_WHAT IS NEEDED_:
Copy the entries below verbatim, omitting any pictures they contain.

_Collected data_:
--- START ---

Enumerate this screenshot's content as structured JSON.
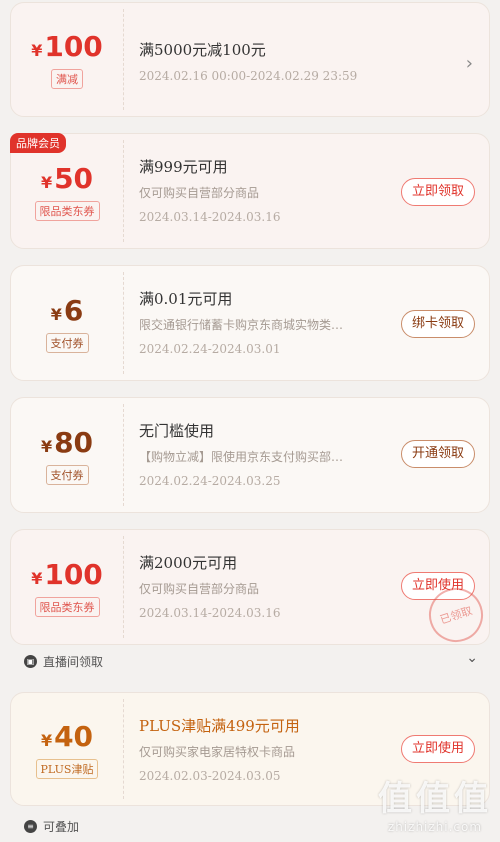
{
  "coupons": [
    {
      "amount": "100",
      "yen": "¥",
      "tag": "满减",
      "title": "满5000元减100元",
      "date": "2024.02.16 00:00-2024.02.29 23:59"
    },
    {
      "badge": "品牌会员",
      "amount": "50",
      "yen": "¥",
      "tag": "限品类东券",
      "title": "满999元可用",
      "desc": "仅可购买自营部分商品",
      "date": "2024.03.14-2024.03.16",
      "button": "立即领取"
    },
    {
      "amount": "6",
      "yen": "¥",
      "tag": "支付券",
      "title": "满0.01元可用",
      "desc": "限交通银行储蓄卡购京东商城实物类…",
      "date": "2024.02.24-2024.03.01",
      "button": "绑卡领取"
    },
    {
      "amount": "80",
      "yen": "¥",
      "tag": "支付券",
      "title": "无门槛使用",
      "desc": "【购物立减】限使用京东支付购买部…",
      "date": "2024.02.24-2024.03.25",
      "button": "开通领取"
    },
    {
      "amount": "100",
      "yen": "¥",
      "tag": "限品类东券",
      "title": "满2000元可用",
      "desc": "仅可购买自营部分商品",
      "date": "2024.03.14-2024.03.16",
      "button": "立即使用",
      "stamp": "已领取"
    },
    {
      "amount": "40",
      "yen": "¥",
      "tag": "PLUS津贴",
      "title": "PLUS津贴满499元可用",
      "desc": "仅可购买家电家居特权卡商品",
      "date": "2024.02.03-2024.03.05",
      "button": "立即使用"
    }
  ],
  "live_label": "直播间领取",
  "stack_label": "可叠加",
  "watermark": {
    "big": "值值值",
    "small": "zhizhizhi.com"
  }
}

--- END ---

_COMPLETED TASK_:
Enumerate this screenshot's content as structured JSON.
{
  "coupons": [
    {
      "amount": "100",
      "yen": "¥",
      "tag": "满减",
      "title": "满5000元减100元",
      "date": "2024.02.16 00:00-2024.02.29 23:59"
    },
    {
      "badge": "品牌会员",
      "amount": "50",
      "yen": "¥",
      "tag": "限品类东券",
      "title": "满999元可用",
      "desc": "仅可购买自营部分商品",
      "date": "2024.03.14-2024.03.16",
      "button": "立即领取"
    },
    {
      "amount": "6",
      "yen": "¥",
      "tag": "支付券",
      "title": "满0.01元可用",
      "desc": "限交通银行储蓄卡购京东商城实物类…",
      "date": "2024.02.24-2024.03.01",
      "button": "绑卡领取"
    },
    {
      "amount": "80",
      "yen": "¥",
      "tag": "支付券",
      "title": "无门槛使用",
      "desc": "【购物立减】限使用京东支付购买部…",
      "date": "2024.02.24-2024.03.25",
      "button": "开通领取"
    },
    {
      "amount": "100",
      "yen": "¥",
      "tag": "限品类东券",
      "title": "满2000元可用",
      "desc": "仅可购买自营部分商品",
      "date": "2024.03.14-2024.03.16",
      "button": "立即使用",
      "stamp": "已领取"
    },
    {
      "amount": "40",
      "yen": "¥",
      "tag": "PLUS津贴",
      "title": "PLUS津贴满499元可用",
      "desc": "仅可购买家电家居特权卡商品",
      "date": "2024.02.03-2024.03.05",
      "button": "立即使用"
    }
  ],
  "live_label": "直播间领取",
  "stack_label": "可叠加",
  "watermark": {
    "big": "值值值",
    "small": "zhizhizhi.com"
  }
}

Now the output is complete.